In today’s reading, Ezra learned that the Israelites had already succumbed to the temptation to intermarry with the local foreigners. Even though less than one hundred years had passed since the people first returned to Judah, they were already diluting the Jewish faith with foreign gods.
Some might judge Ezra’s response as extreme. He tore his clothes and wept and mourned. But he knew what this meant for the future of his people. He knew that compromising in this one area would open the floodgates and lead to apostasy and judgment. He did not want Israel to repeat her history!
Fast forward to today’s reading in 2 Corinthians and we find Paul addressing the exact same issue. Paul uses Old Testament imagery to drive home the point that the church is God’s covenant family, and because of His grace and mercy, we should strive to “cleanse ourselves from every defilement of body and spirit, bringing holiness to completion in the fear of God” (2 Cor. 7:1).
Our sin should bring us much grief and sorrow. But, it should not lead to despair and hopelessness! Listen to the Israelite’s response to their sin (from Ezra)…
…the people wept bitterly. And Shecaniah […] addressed Ezra: “We have broken faith with our God and have married foreign women from the peoples of the land, but even now there is hope for Israel in spite of this (Ezra 10:1-2)!
Why was there hope? Because of God’s Great Grace and Mercy!
But God’s grace and mercy can only be experienced through humility and repentance. Both Paul and Ezra describe repentance in today’s passages. Ezra describes how the people not only “wept bitterly” over their sin, but made drastic decisions to make things right. And Paul describes how the Corinthians’ repentance brought him much joy.
In both cases, repentance restored the relationship with God and brought about God’s comfort and grace. This is the beauty of repentance!
As it is, I rejoice, not because you were grieved, but because you were grieved into repenting. For you felt a godly grief, so that you suffered no loss through us. For godly grief produces a repentance that leads to salvation without regret… (2 Corinthians 7:9-10).

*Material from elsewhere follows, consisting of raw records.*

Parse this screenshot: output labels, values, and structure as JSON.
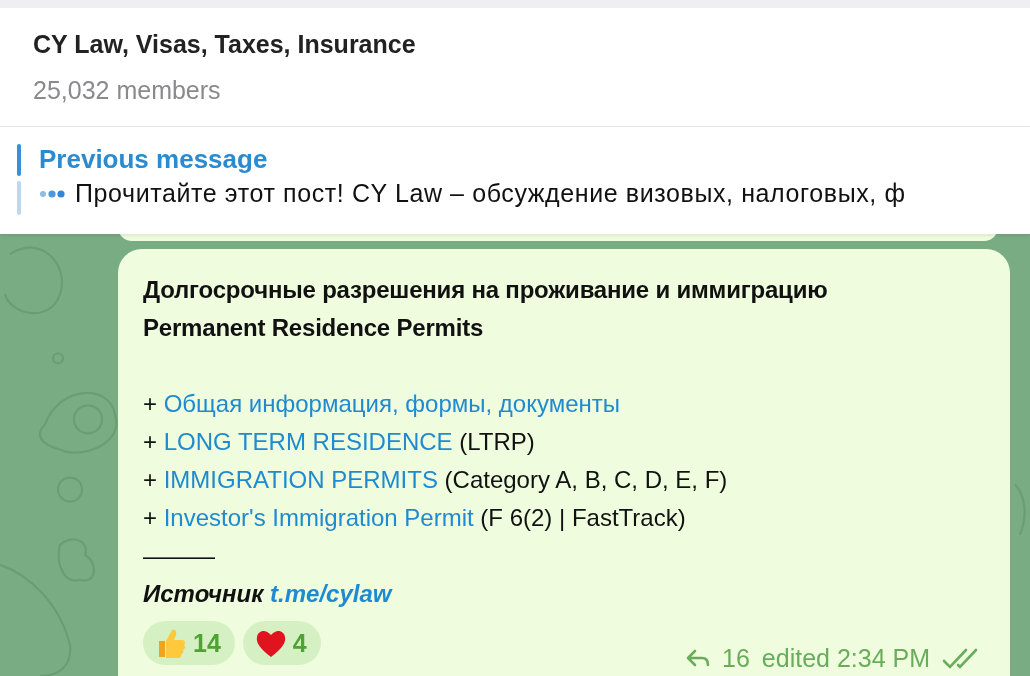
{
  "header": {
    "title": "CY Law, Visas, Taxes, Insurance",
    "members": "25,032 members"
  },
  "pinned": {
    "label": "Previous message",
    "text": "Прочитайте этот пост!  CY Law – обсуждение визовых, налоговых, ф"
  },
  "message": {
    "headings": [
      "Долгосрочные разрешения на проживание и иммиграцию",
      "Permanent Residence Permits"
    ],
    "items": [
      {
        "prefix": "+",
        "link": "Общая информация, формы, документы"
      },
      {
        "prefix": "+",
        "link": "LONG TERM RESIDENCE",
        "suffix": "(LTRP)"
      },
      {
        "prefix": "+",
        "link": "IMMIGRATION PERMITS",
        "suffix": "(Category A, B, C, D, E, F)"
      },
      {
        "prefix": "+",
        "link": "Investor's Immigration Permit",
        "suffix": "(F 6(2) | FastTrack)"
      }
    ],
    "divider": "———",
    "source": {
      "label": "Источник",
      "link": "t.me/cylaw"
    },
    "reactions": [
      {
        "kind": "thumbs-up",
        "count": "14"
      },
      {
        "kind": "heart",
        "count": "4"
      }
    ],
    "replies": "16",
    "status": "edited 2:34 PM",
    "read": true
  }
}
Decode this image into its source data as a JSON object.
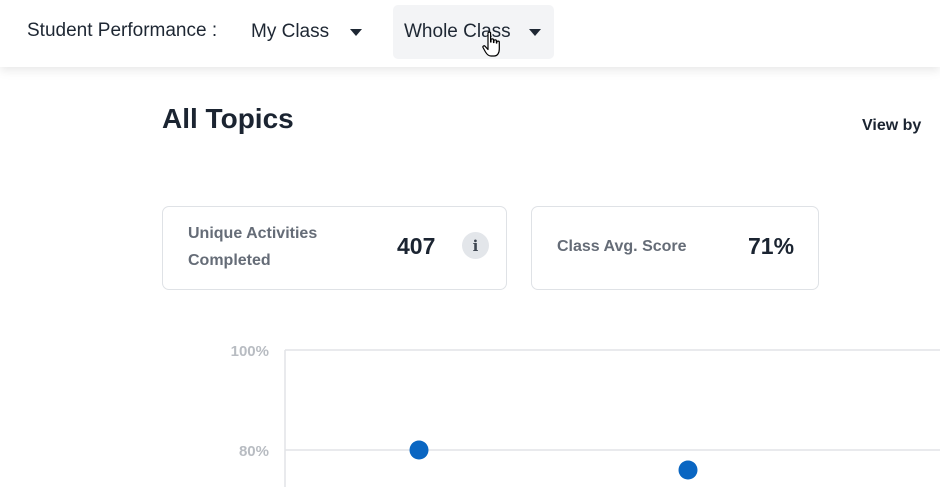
{
  "header": {
    "label": "Student Performance :",
    "class_select": {
      "selected": "My Class"
    },
    "group_select": {
      "selected": "Whole Class"
    }
  },
  "page": {
    "title": "All Topics",
    "view_by_label": "View by"
  },
  "cards": {
    "activities": {
      "label": "Unique Activities Completed",
      "value": "407",
      "info_icon": "info-icon"
    },
    "avg_score": {
      "label": "Class Avg. Score",
      "value": "71%"
    }
  },
  "colors": {
    "point": "#0a66c2",
    "grid": "#e2e4e7",
    "tick_text": "#b8bcc2"
  },
  "chart_data": {
    "type": "scatter",
    "yticks": [
      "100%",
      "80%"
    ],
    "ylim_visible": [
      80,
      100
    ],
    "series": [
      {
        "values": [
          80,
          76
        ]
      }
    ]
  }
}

We must never believe that our sin is out of the reach of Forgiveness. The shadow of the cross covers our greatest sins!